ETF Focus: Solar Energy

Includes: GOOG, KKR, KWT, MET, TAN
by: Tom Lydon

It has been a rough few weeks for solar energy ETFs such as Guggenheim Solar ETF (NYSEARCA:TAN) and Market Vectors Solar Energy ETF (NYSEARCA:KWT).

The sector ETFs have sold off sharply after a fast start this year.

Yet investors like Warren Buffet, Google (NASDAQ:GOOG), KKR & Co. (NYSE:KKR), MetLife (NYSE:MET) and John Hancock Life Insurance have funneled more than $500 million into renewable energy in 2011, reports Christopher Martin for Bloomberg.

Solar projects now provide returns of 15%, attracting many eager investors.

"After tax, you're looking at returns in the 10 percent to 15 percent range" for solar projects, Dan Reicher, executive director of Stanford University's center for energy policy and finance, said in the article. "The beauty of solar is once you make the capital investment, you've got free fuel and very low operating costs."

"A solar power project with a long-term sales agreement could be viewed as a machine that generates revenue," Marty Klepper, an attorney at Skadden Arps Slate Meagher & Flom LLP, which helped arrange a solar deal for Buffett, said in the article. "It's an attractive investment for any firm, not just those in energy."

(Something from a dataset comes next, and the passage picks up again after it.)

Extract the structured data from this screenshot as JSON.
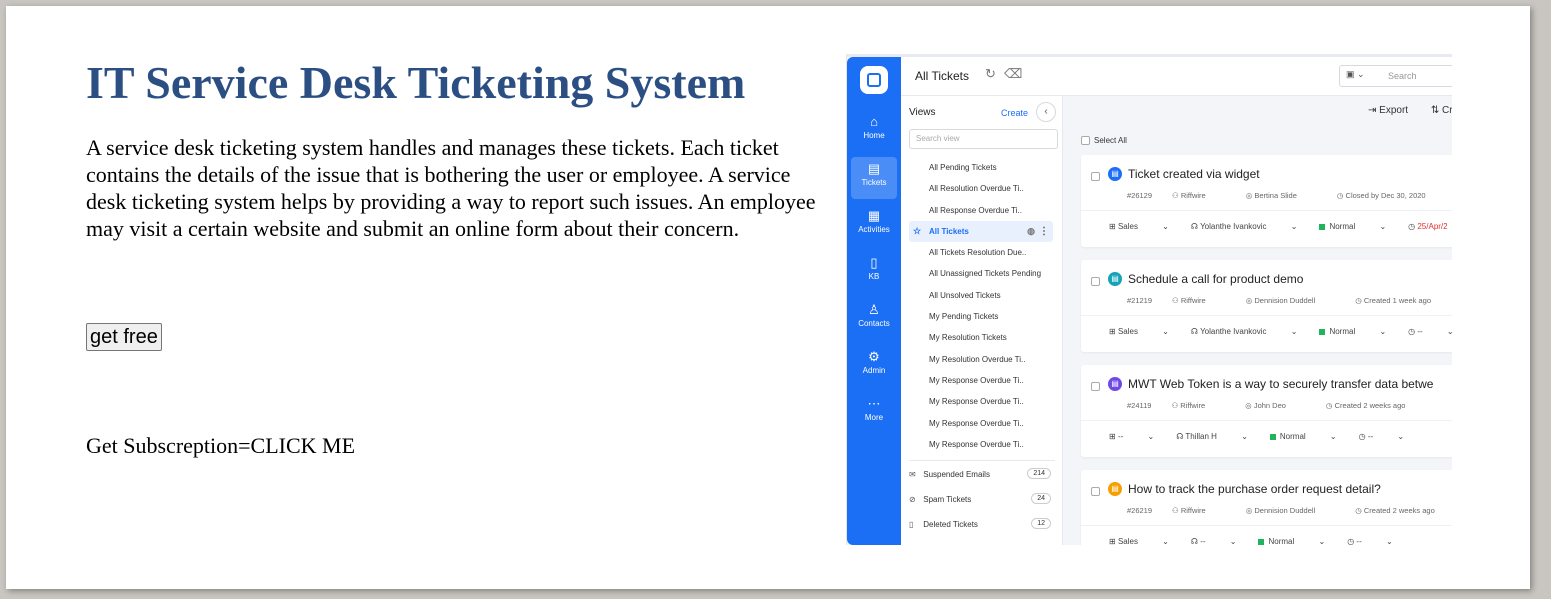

Solar power is viewed as a long-term investment, similar to some bonds. Additionally, the investments also function like infrastructure projects, with cash flows comparable to toll roads, bridges or piplines, Stefan Heck, a director at McKinsey & Co. said.

Once a project is off the ground, investors can earn returns "higher than most bonds," Heck said. "There are a lot of pension funds with long-term horizons that are very interested in this space."

"Solar is now bankable," Arno Harris, chief executive officer of Sharp Corp.'s renewable power development unit Recurrent Energy, said. "When solar was perceived as more risky it required a premium," and now it's "becoming part of a much broader capital market."

According to a Wall Street Journal report, U.S trade officials have placed trade tariffs on Chinese solar panel imports of between 2.9% and 4.73% after finding Chinese solar manufacturers received unfair government assistance. The Commerce Department is also expected to rule on Chinese manufacturers exporting cells and panels below fair market price by May 17.

Guggenheim Solar ETF

(Click to enlarge)

Max Chen contributed to this article.

Disclosure: I have no positions in any stocks mentioned, and no plans to initiate any positions within the next 72 hours.